Fiduciaries of Employer Sponsored ERISA Retirement Plans (“Plans”) have the duty to act in the best interest of Plan participants and this duty includes ensuring that compensation paid to service providers by participants (“Compensation”) is reasonable in relation to the services provided. The current practice has been to reduce this fiduciary requirement to a simplistic and irrational belief.
The belief is that plans are sufficiently alike so that the computation of the average Compensation paid by similar size plans can be used to determine what Compensation is reasonable.
This belief contradicts the basic economics of revenue and costs. The belief also assumes that all participants in all Plans demand the same mix of services, same quality, same automation/technology, same education, same advice, etc.
In contrast, this paper uses basic economics to illustrate the factors that must be considered in assessing probability of Compensation being excessive. These factors can be used to calculate a “Target Price” that represents the Compensation that covers the cost of providing services to a specific Plan.

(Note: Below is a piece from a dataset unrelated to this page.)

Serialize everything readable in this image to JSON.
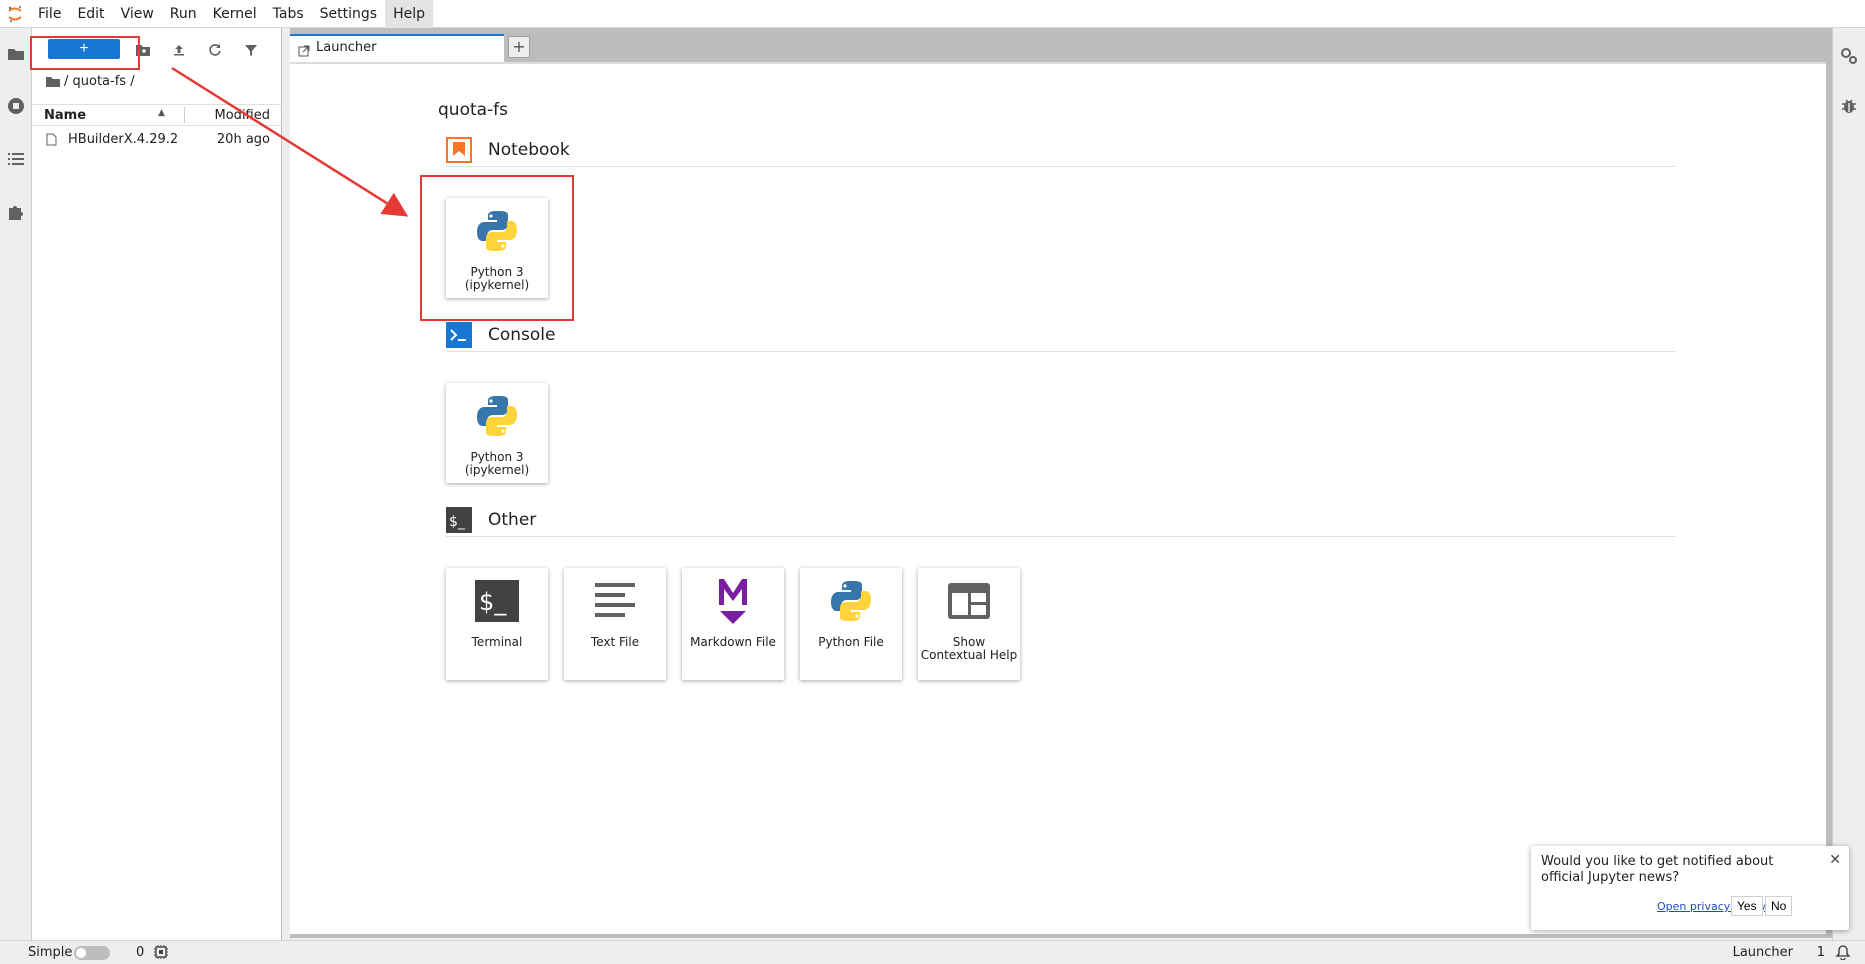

It is a fundamental premise of this analysis that the method of determining Compensation is relevant only in assessing potential conflicts of interest and has no bearing on whether the Compensation paid is excessive.
Compensation is usually based on some combination of the following determinants:
- Allocation of Assets… based on participant investment election
- Plan Default Alternative… selected by Plan Fiduciary
- Share Class… applicable to investment companies that offer multiple classes and selected by Plan Fiduciary
- Per Capita Fees… when service provider offers this alternative
- Paid Directly by Participant
- Negotiated Fees… any other arrangements
Of these, the most widely used is Allocation of Assets in combination with a selected Share Class. Plan Fiduciaries have control over Asset Allocation decisions only in the case of Qualified Default Investment Alternatives. Plan fees are most often divided among various providers based on agreements that are independent of the Plan or its fiduciaries (bundled). There are other cases where Plan Fiduciaries are party to individual service arrangements (unbundled).
Contrary to general economic practice, the costs of servicing seldom have direct bearing on the fees charged to the Plan or its participants. The costs, however, determine the viability of the service provider.
The economic practice is for a service provider to reject arrangements that are not projected to generate sufficient fees. On the other hand, highly profitable arrangements (“excessive fees”) can be determined from factors that determine compensation, increase costs, or reduce them.
The table below shows the typical factors that determine a service provider’s costs and lead to a determination of a Target Price.